The easiest way to provide your baby with iron after about five or six months is from meat. Infant cereal has iron, but it may be poorly absorbed, and can cause the baby to be constipated. Using a manual or electric food grinder at this time can be helpful, because it may be a while before your baby can chew meat.

There is no reason to introduce vegetables before fruit, unless you prefer it. Breast milk is far sweeter than fruit; so don’t worry that the baby will take vegetables better if they are introduced before fruit. Your baby will develop likes and dislikes regardless of the order in which you introduce new foods.


Many babies will, as they reach eight or nine months of age, become pickier about what and how they are fed. Your baby may want to feed himself. Offering small pieces of soft finger-foods is fine at this stage. Pull up the rug or put down a tarp and do deep breathing exercises, but respect his autonomy and worry about the mess later.
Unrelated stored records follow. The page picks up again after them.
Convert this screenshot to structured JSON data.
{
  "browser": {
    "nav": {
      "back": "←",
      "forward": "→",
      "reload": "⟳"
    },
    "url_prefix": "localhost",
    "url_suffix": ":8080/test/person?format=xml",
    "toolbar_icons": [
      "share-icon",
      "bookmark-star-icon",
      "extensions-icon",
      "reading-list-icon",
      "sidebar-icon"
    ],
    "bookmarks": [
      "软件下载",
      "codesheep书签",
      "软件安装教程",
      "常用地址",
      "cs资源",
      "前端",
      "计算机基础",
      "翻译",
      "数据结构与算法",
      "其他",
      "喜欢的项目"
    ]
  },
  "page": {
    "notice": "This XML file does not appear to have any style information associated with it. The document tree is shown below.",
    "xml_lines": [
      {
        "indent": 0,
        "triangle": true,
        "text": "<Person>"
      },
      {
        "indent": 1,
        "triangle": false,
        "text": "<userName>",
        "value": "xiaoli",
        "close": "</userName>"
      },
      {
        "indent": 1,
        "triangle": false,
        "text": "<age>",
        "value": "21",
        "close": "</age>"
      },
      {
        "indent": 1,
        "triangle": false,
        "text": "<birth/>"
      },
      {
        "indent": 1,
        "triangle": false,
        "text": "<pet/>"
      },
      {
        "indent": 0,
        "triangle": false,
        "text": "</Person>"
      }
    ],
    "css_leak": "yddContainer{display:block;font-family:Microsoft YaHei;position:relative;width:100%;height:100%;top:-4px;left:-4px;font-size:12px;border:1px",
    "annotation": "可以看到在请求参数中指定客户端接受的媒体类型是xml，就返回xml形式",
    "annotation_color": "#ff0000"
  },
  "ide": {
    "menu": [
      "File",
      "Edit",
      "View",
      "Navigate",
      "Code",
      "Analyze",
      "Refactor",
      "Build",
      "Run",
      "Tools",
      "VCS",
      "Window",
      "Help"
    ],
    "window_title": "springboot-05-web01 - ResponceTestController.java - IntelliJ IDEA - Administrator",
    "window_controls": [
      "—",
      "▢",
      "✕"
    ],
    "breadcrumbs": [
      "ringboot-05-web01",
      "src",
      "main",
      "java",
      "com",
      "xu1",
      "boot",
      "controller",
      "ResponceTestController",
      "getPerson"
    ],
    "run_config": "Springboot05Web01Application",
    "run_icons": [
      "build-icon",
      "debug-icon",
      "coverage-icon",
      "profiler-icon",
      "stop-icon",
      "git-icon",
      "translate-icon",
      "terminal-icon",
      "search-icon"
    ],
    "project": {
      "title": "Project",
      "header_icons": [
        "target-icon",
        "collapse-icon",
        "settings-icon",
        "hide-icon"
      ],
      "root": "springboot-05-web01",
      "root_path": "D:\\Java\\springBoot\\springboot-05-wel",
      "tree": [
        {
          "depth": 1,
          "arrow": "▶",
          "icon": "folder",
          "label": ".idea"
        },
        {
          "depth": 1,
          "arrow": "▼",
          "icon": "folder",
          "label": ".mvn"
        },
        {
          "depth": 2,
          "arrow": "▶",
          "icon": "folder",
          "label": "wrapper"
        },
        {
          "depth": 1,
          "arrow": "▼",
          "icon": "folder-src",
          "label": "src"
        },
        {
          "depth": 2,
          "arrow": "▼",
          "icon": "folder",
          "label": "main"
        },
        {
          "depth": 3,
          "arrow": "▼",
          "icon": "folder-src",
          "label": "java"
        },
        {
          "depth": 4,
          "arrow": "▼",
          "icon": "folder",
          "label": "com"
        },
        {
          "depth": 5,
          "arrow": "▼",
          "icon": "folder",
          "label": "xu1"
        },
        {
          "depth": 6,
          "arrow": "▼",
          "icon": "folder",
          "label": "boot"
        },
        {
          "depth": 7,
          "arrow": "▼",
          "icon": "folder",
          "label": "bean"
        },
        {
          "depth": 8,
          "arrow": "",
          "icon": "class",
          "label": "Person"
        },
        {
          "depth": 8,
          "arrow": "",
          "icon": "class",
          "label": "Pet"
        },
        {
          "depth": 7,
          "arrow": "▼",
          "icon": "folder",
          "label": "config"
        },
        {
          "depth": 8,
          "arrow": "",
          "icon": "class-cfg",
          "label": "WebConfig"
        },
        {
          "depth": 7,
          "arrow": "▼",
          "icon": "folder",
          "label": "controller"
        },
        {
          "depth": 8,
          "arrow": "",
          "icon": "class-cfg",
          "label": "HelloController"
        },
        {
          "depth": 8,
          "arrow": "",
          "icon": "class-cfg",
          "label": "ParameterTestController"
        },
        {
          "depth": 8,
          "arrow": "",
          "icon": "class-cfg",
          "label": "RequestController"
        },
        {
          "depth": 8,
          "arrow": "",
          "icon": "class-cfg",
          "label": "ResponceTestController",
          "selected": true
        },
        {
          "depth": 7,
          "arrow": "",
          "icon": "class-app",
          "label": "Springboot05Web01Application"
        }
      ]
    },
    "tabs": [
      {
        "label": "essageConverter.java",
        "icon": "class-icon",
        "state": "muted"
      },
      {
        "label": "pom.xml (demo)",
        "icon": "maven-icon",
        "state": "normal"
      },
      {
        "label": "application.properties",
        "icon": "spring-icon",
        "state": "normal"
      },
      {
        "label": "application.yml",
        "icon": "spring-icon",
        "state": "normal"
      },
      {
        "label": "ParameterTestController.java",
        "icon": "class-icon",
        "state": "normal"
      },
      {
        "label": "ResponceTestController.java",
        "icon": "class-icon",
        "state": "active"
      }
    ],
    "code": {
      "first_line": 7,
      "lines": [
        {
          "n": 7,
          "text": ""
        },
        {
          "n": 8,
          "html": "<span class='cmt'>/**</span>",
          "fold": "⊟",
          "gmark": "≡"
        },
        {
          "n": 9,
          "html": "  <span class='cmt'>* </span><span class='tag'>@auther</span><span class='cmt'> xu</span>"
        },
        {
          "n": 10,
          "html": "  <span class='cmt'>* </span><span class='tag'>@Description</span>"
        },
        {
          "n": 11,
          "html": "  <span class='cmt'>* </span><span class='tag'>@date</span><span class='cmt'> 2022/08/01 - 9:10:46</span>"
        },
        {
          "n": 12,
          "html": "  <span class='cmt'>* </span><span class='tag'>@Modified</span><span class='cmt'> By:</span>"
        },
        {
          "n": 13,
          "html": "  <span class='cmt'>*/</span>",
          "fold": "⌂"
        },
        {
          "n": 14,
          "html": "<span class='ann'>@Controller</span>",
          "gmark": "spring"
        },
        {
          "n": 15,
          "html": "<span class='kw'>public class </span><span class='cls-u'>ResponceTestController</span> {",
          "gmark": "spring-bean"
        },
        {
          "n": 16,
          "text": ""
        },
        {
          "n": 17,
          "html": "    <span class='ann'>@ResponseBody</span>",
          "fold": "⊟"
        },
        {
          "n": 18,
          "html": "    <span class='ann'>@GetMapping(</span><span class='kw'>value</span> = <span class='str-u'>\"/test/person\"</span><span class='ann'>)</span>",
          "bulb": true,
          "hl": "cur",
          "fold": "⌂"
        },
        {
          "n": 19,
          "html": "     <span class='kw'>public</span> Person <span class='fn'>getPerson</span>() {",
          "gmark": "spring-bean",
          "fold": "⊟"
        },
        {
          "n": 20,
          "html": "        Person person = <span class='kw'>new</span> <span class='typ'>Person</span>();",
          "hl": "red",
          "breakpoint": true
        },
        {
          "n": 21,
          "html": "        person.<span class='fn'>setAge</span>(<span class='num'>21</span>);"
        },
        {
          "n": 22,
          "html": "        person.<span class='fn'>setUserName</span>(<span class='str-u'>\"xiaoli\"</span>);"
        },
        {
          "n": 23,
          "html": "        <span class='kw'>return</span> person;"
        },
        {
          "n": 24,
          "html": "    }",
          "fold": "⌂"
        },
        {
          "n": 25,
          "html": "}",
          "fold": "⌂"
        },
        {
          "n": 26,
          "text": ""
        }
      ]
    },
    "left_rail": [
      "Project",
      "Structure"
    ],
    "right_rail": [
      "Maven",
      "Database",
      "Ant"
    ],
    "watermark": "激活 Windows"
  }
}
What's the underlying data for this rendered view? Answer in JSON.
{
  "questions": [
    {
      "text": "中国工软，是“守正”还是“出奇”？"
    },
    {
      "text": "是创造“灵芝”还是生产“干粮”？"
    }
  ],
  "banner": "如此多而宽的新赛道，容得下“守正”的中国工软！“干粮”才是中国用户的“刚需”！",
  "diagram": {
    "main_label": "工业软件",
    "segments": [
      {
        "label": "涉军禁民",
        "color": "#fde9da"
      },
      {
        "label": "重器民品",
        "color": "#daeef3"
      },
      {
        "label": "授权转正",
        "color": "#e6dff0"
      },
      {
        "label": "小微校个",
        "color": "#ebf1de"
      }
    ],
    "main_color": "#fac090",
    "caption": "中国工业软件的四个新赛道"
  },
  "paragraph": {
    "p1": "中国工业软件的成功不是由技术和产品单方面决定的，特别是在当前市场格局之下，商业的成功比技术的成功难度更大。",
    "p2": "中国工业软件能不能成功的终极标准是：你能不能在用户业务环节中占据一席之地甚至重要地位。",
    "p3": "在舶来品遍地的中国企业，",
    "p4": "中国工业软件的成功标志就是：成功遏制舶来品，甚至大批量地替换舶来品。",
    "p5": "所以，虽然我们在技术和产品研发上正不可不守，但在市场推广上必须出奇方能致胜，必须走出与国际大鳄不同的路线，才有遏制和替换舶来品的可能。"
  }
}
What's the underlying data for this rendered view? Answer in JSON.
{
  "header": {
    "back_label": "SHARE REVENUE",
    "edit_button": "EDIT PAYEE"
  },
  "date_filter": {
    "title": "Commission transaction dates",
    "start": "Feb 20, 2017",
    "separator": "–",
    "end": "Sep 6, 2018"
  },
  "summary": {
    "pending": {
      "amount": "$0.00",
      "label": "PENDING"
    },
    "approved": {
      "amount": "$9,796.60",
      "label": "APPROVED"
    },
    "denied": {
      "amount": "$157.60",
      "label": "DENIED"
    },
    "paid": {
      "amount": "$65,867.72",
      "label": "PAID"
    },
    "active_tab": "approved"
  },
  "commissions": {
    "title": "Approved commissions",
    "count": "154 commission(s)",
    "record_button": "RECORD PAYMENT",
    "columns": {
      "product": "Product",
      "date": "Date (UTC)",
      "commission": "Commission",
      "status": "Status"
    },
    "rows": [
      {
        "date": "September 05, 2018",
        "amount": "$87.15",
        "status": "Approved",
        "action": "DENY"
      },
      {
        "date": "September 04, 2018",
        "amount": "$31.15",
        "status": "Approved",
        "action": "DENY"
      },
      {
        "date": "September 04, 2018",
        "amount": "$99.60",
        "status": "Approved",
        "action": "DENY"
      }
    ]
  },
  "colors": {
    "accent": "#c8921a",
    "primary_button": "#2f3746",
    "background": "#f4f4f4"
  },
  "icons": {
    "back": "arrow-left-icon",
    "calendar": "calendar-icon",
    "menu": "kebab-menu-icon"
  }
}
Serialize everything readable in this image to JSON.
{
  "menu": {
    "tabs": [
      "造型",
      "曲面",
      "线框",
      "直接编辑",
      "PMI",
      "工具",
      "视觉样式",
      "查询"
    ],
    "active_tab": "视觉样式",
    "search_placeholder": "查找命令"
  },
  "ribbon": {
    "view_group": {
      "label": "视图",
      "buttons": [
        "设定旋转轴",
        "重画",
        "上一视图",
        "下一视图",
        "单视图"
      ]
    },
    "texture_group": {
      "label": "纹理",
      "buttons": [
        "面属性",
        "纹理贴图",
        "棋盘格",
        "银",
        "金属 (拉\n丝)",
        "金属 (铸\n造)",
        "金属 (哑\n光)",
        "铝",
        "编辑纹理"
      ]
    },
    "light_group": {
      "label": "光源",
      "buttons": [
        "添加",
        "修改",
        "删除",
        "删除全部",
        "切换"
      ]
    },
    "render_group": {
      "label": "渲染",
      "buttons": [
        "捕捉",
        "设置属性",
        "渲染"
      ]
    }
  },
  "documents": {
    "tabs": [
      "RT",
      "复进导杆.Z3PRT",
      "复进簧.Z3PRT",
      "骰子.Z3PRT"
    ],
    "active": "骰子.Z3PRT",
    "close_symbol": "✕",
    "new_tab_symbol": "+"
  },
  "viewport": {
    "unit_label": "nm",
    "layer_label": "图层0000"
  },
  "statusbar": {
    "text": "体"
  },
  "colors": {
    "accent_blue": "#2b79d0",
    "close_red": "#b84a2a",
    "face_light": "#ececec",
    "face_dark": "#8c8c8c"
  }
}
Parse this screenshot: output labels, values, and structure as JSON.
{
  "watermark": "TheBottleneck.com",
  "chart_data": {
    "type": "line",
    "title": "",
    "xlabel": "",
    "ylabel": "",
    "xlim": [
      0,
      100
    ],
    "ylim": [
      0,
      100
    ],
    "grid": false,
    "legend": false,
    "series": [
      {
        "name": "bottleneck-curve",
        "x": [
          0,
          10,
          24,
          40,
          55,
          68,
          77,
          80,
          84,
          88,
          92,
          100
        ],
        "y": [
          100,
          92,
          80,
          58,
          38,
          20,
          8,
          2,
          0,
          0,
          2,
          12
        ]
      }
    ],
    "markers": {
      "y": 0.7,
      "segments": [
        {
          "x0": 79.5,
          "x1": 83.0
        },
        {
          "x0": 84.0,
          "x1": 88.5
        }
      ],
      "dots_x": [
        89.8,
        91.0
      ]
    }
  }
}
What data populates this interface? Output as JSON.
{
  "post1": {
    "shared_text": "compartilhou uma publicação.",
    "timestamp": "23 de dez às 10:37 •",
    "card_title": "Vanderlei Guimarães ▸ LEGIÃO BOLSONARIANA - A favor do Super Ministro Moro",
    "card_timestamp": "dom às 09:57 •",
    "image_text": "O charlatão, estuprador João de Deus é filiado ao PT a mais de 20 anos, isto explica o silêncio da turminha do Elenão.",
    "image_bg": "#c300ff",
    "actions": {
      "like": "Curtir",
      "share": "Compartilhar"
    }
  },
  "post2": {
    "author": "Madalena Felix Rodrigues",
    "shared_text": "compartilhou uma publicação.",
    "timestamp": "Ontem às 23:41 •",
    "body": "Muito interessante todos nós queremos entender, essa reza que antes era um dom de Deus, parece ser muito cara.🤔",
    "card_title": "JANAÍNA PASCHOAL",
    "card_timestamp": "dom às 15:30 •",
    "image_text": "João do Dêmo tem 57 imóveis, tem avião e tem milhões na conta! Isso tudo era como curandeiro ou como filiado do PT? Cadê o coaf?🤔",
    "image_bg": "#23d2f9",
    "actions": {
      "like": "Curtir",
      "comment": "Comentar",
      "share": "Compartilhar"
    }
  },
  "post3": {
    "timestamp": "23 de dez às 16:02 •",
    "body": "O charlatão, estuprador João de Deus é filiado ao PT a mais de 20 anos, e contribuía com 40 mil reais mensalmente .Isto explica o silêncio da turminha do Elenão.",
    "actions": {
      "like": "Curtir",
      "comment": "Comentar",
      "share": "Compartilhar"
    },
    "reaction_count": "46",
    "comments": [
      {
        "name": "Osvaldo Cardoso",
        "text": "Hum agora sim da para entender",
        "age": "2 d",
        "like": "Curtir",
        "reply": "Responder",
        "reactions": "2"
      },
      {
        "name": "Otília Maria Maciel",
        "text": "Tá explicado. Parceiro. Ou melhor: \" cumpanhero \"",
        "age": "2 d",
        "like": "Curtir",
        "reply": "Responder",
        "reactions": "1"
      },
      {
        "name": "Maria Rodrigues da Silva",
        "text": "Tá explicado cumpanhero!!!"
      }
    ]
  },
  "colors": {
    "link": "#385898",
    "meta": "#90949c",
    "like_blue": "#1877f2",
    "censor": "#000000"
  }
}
Feel free to respect your baby’s likes and dislikes, and remember that avoiding power struggles and stress regarding eating is the best way to ensure your baby will be a good eater (although temperament controls in this regard). There is no one food that is essential to your babies health (except the milk feeding). If there’s a food you prepare often that you would like him to enjoy, offer it occasionally, but don’t make it a big deal.


Many parent worry about offering the milk feeding or the solid foods first. To start out, if your baby is hungry, offer the breast or bottle first. This will make him more relaxed during his initial solid food adventures. Your baby doesn’t know that this stuff is food yet! After that, if breastfeeding or bottle-feeding and the introduction of solid foods both are going well, it is not necessary that they be provided in a specific order.

As long as the baby continues to take four to six milk feedings a day (three to four feedings by nine months, about 24-32oz of formula, if bottle feeding), there is no reason that a baby needs both breast or bottle and solids every time he eats. As the baby approaches one year, the milk feedings may drop off to two to four a day. You may also offer a cup of water during solid feedings, since many babies enjoy water at this stage. Don’t bother with sugary juices if your baby is happy with water: there’s plenty of time for those later! If your baby is breastfed, tap water (filtered if necessary) will provide your baby with some fluoride, which can help prevent cavities (juice does the opposite, of course).

Most of all, enjoy your baby’s discovery of food, and make mealtime as fun and relaxing as possible. Your job is to provide your baby with healthy food offerings, and his job is to eat what and how much he likes. It’s one of those small but important steps along his long path to independence.


Starting Solid Foods, c. 2000, Jack Newman, MD, FRCPC,

Child of Mine: Feeding With Love and Good Sense, c. 2000, Ellyn Satter, Bull Publishing Company.